**Your objective:** Your output should be the complete listing, repeated exactly.

**Extracted material:**

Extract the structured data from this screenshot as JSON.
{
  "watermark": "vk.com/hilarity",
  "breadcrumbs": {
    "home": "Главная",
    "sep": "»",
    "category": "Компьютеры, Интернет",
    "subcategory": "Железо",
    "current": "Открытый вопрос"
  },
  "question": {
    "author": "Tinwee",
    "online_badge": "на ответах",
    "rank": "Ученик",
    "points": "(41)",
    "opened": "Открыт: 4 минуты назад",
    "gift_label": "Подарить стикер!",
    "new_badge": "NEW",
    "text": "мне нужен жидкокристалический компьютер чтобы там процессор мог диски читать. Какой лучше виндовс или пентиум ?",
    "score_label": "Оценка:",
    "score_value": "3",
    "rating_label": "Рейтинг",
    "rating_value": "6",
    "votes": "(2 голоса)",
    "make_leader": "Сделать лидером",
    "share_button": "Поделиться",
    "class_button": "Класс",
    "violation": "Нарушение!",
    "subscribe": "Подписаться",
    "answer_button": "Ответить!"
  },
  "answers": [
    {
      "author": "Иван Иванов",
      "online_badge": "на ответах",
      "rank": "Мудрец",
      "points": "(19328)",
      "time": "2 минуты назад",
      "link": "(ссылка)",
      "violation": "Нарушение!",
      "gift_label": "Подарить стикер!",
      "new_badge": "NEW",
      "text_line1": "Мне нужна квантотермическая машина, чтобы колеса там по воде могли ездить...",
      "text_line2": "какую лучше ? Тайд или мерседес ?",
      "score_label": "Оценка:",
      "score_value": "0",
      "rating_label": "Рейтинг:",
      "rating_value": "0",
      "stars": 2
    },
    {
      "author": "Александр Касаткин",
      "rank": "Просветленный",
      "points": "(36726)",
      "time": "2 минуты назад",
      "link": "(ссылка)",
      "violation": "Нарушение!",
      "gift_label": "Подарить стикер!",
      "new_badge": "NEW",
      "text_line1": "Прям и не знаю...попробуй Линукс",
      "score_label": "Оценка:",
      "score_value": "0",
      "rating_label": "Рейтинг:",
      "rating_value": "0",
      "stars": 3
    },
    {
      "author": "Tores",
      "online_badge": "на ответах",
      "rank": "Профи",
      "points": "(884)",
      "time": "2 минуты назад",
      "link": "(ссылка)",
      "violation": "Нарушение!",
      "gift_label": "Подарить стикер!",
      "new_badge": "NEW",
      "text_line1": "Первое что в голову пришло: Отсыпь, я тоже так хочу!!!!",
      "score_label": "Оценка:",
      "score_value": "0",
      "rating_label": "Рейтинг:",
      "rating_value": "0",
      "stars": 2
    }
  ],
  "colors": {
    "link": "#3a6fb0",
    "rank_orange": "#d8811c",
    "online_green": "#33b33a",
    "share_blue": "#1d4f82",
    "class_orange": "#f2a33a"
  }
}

**Answer area:**
Extract the structured data from this screenshot as JSON.
{
  "watermark": "vk.com/hilarity",
  "breadcrumbs": {
    "home": "Главная",
    "sep": "»",
    "category": "Компьютеры, Интернет",
    "subcategory": "Железо",
    "current": "Открытый вопрос"
  },
  "question": {
    "author": "Tinwee",
    "online_badge": "на ответах",
    "rank": "Ученик",
    "points": "(41)",
    "opened": "Открыт: 4 минуты назад",
    "gift_label": "Подарить стикер!",
    "new_badge": "NEW",
    "text": "мне нужен жидкокристалический компьютер чтобы там процессор мог диски читать. Какой лучше виндовс или пентиум ?",
    "score_label": "Оценка:",
    "score_value": "3",
    "rating_label": "Рейтинг",
    "rating_value": "6",
    "votes": "(2 голоса)",
    "make_leader": "Сделать лидером",
    "share_button": "Поделиться",
    "class_button": "Класс",
    "violation": "Нарушение!",
    "subscribe": "Подписаться",
    "answer_button": "Ответить!"
  },
  "answers": [
    {
      "author": "Иван Иванов",
      "online_badge": "на ответах",
      "rank": "Мудрец",
      "points": "(19328)",
      "time": "2 минуты назад",
      "link": "(ссылка)",
      "violation": "Нарушение!",
      "gift_label": "Подарить стикер!",
      "new_badge": "NEW",
      "text_line1": "Мне нужна квантотермическая машина, чтобы колеса там по воде могли ездить...",
      "text_line2": "какую лучше ? Тайд или мерседес ?",
      "score_label": "Оценка:",
      "score_value": "0",
      "rating_label": "Рейтинг:",
      "rating_value": "0",
      "stars": 2
    },
    {
      "author": "Александр Касаткин",
      "rank": "Просветленный",
      "points": "(36726)",
      "time": "2 минуты назад",
      "link": "(ссылка)",
      "violation": "Нарушение!",
      "gift_label": "Подарить стикер!",
      "new_badge": "NEW",
      "text_line1": "Прям и не знаю...попробуй Линукс",
      "score_label": "Оценка:",
      "score_value": "0",
      "rating_label": "Рейтинг:",
      "rating_value": "0",
      "stars": 3
    },
    {
      "author": "Tores",
      "online_badge": "на ответах",
      "rank": "Профи",
      "points": "(884)",
      "time": "2 минуты назад",
      "link": "(ссылка)",
      "violation": "Нарушение!",
      "gift_label": "Подарить стикер!",
      "new_badge": "NEW",
      "text_line1": "Первое что в голову пришло: Отсыпь, я тоже так хочу!!!!",
      "score_label": "Оценка:",
      "score_value": "0",
      "rating_label": "Рейтинг:",
      "rating_value": "0",
      "stars": 2
    }
  ],
  "colors": {
    "link": "#3a6fb0",
    "rank_orange": "#d8811c",
    "online_green": "#33b33a",
    "share_blue": "#1d4f82",
    "class_orange": "#f2a33a"
  }
}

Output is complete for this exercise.